Film industry buzz over the last couple of weeks highlights two new productions with settings in India during 2011.
Shooting of Deepa Mehta‘s adaptation of Salman Rushdie’s Midnight’s Children is now underway in Sri Lanka according to Screendaily. Mehta has worked for two years with the author on the adaptation of his most successful book (recent winner of the ‘Best of Booker’ Award) set at the moment of India’s birth and thereafter. Mehta previously shot in Sri Lanka on Water (2006) after her attempts to shoot in India were interrupted by demonstrations by Hindu activists. This new UK/Canada production has been pre-selling briskly at film markets. Mehta’s earlier two films in her ‘elements trilogy’, Earth (1998) and Fire (1996) were both made in India (and caused some controversy). The Midnight’s Children adaptation is listed on IMDB under the title Winds of Change (which will be confusing in the UK since it is also a famous quote from Harold Macmillan about the end of British colonialism in Africa). IMDB gives a cast list featuring the cream of Indian film acting talent including Shabana Azmi, Irrfan Khan, Nandita Das, Rahul Bose and Anupam Kher and many others.
Here is Deepa Mehta talking about the adaptation in 2010:
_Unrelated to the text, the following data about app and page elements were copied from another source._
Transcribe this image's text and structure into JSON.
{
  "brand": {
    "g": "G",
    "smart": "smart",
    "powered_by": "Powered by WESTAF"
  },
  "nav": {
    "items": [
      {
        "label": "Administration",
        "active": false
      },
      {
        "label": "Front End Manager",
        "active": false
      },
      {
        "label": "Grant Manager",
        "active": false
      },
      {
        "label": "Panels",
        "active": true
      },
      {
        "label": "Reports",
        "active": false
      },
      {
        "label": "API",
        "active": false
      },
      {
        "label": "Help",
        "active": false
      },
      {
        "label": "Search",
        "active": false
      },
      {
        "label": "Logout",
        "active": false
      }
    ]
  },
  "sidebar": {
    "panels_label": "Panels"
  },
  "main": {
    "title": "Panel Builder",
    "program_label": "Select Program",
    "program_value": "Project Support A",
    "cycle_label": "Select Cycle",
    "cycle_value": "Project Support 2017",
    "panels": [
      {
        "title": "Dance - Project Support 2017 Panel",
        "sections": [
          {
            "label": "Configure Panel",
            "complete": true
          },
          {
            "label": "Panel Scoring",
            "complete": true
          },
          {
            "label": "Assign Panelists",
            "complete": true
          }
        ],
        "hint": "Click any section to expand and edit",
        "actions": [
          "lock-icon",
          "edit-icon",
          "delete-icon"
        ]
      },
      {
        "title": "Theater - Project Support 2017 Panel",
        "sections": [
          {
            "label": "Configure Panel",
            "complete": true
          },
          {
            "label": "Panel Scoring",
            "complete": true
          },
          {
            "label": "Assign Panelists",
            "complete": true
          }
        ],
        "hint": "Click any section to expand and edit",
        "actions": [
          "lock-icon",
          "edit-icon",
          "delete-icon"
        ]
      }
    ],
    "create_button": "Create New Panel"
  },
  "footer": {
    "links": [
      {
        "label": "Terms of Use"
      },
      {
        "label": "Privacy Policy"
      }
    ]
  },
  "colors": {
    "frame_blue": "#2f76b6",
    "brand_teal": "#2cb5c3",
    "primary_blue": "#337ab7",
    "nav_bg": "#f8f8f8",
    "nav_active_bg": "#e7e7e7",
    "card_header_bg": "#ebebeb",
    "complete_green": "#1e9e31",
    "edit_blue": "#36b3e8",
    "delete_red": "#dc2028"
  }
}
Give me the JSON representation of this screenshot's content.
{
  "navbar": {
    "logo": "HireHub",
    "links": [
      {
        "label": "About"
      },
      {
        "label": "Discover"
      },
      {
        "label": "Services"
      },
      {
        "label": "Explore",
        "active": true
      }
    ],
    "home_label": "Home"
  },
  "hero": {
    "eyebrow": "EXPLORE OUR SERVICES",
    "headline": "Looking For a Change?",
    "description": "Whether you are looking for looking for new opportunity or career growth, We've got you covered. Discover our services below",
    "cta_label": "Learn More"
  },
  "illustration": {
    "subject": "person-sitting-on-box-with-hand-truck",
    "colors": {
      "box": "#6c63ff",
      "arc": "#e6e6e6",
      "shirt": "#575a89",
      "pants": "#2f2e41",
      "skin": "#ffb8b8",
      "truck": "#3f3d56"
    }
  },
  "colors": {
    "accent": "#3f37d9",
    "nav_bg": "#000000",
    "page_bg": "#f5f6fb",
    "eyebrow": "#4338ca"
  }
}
Meanwhile, Michael Winterbottom is reported to have put aside his project dealing with the Jewish guerilla campaigns against the British in Palestine in the 1940s to start another Thomas Hardy adaptation. This time it’s Tess of the D’Urbevilles which will be re-imagined as the tale of a British-Asian man who travels to India to look after his father’s property investment in Rajasthan. Riz Ahmed (Four Lions, Centurion) in his second role for Winterbottom (the first was The Road to Guantanamo) is the male lead and Frieda Pinto is the Tess character in a story with the title Trishna. Michael Winterbottom shot A Mighty Heart partly in Pune but mostly in Karachi, which also featured in The Road to Guantanamo. His 2002 feature In This World followed two Afghan refuges on the perilous trip from Pakistan across Iran and Turkey and into Europe. The previous Hardy adaptations were Jude (from Jude the Obscure) with Kate Winslet in 1996 and The Claim (based on The Mayor of Casterbridge) with Sarah Polley and Nastassia Kinski in 2000.
We’ll try to follow what happens to these productions, both of which look like creating some kind of stir.